An extensive meta-analysis involving over 2 million people revealed strong correlations between social isolation, loneliness, and higher mortality rates.
These findings serve as a poignant reminder of our innate social nature and emphasize the critical value of social connections to overall human health.
More precisely, it was discovered that social isolation was linked to a 32 percent higher risk of mortality from all causes.
Similarly to this, loneliness was linked to a 14 percent higher risk. The findings are equally shocking when we focus on particular causes of death, like cancer.
An increased risk of cancer mortality was connected to social isolation and loneliness by 24 percent and 9 percent, respectively.
Furthermore, it was discovered that social isolation increased the risk of dying of cardiovascular diseases by 34 percent.
The findings were just as striking when the researchers concentrated on people with pre-existing medical conditions like CVD or breast cancer.
People with CVD or breast cancer who were socially isolated had an increased risk of all-cause mortality of 28 percent and 51 percent, respectively.
Additionally, breast cancer patients who were socially isolated had a 33 percent higher risk of dying from the disease.
This information presents a sobering picture of how social interactions, even when we are dealing with serious medical conditions like cancer and CVD, can have a severe impact on physical health.
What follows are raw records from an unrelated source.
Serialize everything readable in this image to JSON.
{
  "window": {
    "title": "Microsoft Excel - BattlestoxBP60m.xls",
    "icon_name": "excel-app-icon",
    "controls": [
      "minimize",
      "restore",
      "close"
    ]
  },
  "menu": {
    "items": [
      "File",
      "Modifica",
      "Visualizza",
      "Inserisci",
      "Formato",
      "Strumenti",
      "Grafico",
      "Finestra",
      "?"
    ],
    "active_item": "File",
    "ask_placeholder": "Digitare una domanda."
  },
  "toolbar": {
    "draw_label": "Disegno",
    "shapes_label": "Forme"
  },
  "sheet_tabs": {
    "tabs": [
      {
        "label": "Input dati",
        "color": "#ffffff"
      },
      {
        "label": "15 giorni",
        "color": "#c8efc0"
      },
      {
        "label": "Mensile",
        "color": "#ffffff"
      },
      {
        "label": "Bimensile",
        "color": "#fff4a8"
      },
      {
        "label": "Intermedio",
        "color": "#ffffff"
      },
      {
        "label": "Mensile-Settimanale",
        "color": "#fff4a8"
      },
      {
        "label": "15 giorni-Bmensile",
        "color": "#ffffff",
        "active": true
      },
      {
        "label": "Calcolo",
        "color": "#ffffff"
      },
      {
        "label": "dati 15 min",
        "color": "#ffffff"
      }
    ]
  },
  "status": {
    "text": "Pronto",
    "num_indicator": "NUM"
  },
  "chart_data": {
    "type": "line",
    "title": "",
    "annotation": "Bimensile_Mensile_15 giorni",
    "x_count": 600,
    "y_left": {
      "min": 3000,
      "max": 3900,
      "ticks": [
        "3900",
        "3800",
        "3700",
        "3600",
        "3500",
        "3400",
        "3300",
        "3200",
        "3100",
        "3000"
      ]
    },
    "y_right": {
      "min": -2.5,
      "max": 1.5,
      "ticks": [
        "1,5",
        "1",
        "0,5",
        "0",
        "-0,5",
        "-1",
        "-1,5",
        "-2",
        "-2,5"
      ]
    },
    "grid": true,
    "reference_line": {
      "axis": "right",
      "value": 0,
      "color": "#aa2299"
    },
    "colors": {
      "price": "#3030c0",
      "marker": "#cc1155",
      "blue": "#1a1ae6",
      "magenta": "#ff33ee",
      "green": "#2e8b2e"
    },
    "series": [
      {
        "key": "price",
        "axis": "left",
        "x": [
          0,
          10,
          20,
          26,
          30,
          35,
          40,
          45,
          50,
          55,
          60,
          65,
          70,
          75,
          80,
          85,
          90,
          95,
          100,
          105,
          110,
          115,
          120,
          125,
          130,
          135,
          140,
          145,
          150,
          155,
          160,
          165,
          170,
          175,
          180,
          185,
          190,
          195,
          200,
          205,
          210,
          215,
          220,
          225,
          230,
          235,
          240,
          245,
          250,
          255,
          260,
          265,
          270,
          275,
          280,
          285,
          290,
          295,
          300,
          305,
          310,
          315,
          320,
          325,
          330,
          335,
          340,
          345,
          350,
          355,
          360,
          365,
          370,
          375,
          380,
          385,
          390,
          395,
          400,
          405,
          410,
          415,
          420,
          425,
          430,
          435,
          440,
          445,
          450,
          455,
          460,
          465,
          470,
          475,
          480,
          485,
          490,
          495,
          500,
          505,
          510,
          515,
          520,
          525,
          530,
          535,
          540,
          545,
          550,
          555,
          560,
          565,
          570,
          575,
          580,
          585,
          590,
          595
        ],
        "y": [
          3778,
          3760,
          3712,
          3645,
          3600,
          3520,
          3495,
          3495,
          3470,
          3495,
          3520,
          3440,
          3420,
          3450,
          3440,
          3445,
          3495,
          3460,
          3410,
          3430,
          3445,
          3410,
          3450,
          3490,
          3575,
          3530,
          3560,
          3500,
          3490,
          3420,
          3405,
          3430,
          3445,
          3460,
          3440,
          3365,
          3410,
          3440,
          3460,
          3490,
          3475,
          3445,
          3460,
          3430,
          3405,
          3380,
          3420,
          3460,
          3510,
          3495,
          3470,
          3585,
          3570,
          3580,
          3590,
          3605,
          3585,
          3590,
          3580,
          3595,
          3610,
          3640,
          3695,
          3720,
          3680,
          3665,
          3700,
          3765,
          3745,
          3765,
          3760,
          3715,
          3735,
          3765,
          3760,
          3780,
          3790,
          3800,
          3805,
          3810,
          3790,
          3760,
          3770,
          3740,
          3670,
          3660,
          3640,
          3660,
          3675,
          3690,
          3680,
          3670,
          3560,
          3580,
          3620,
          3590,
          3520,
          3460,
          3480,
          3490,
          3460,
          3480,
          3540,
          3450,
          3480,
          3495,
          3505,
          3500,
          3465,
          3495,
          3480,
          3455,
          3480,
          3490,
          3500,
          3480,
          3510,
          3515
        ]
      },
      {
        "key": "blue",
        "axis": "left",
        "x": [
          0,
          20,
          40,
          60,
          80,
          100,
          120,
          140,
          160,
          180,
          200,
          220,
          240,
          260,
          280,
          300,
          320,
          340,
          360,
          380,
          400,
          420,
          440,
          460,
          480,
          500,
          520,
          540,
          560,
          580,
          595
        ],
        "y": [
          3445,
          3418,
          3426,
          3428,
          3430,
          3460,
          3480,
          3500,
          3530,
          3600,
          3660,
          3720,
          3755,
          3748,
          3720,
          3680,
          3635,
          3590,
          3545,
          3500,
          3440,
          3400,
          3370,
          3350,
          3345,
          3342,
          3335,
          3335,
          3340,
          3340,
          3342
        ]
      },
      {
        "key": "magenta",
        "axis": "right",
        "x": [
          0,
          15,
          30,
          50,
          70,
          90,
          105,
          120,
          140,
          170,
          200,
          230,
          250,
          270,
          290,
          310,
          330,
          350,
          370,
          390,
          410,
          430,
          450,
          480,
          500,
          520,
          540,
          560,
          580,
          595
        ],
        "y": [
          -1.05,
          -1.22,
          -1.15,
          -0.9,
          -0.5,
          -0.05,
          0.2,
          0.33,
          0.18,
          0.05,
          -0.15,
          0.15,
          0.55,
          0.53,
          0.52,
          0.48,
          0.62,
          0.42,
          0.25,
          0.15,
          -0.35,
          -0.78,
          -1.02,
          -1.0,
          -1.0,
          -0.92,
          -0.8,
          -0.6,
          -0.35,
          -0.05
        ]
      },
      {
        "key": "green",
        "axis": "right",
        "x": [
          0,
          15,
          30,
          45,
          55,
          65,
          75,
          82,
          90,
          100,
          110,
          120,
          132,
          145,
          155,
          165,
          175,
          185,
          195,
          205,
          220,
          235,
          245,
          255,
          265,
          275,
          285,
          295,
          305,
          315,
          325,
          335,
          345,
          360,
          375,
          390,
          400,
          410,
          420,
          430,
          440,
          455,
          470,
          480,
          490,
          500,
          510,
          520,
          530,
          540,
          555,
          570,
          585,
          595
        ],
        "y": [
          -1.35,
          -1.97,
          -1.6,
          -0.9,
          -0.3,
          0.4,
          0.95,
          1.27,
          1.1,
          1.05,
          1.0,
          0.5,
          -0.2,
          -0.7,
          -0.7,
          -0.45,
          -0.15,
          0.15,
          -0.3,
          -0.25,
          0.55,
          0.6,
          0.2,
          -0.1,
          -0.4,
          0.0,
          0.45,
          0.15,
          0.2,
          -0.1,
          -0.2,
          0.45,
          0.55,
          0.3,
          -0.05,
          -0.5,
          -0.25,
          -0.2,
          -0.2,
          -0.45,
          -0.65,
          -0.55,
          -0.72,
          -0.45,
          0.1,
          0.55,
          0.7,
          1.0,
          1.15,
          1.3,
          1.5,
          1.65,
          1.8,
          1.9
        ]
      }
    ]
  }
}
These findings highlight the serious health risks associated with social isolation and loneliness, as well as the necessity of prioritizing social health as a crucial component of public health.
The question of how to lessen social isolation and loneliness, especially among people who already have health issues, then arises.
At the societal level, there must be comprehensive, multifaceted solutions. Communities that promote social interaction and develop sustaining relationships must be encouraged.
Health professionals should incorporate social health assessments into routine physical examinations and be aware of the health risks associated with isolation and loneliness.
Programs that encourage social interaction, like volunteer opportunities and support groups, can be particularly helpful for people with pre-existing medical conditions.
Fostering social connections for these people may be an essential part of managing their disease and may even improve their prognosis and quality of life.
These results are a true reminder of the powerful impact social experiences have on our health in a society where loneliness and social isolation are on the rise.
Research on the intricate relationship between social circumstances and health outcomes is still ongoing, with the hope that future studies will produce useful information for enhancing public health.
There is no disputing the evidence that social isolation and loneliness pose serious health risks.
We can enhance community well-being and potentially reduce the risk of mortality among socially isolated and lonely people by encouraging social connections and placing a high priority on social health.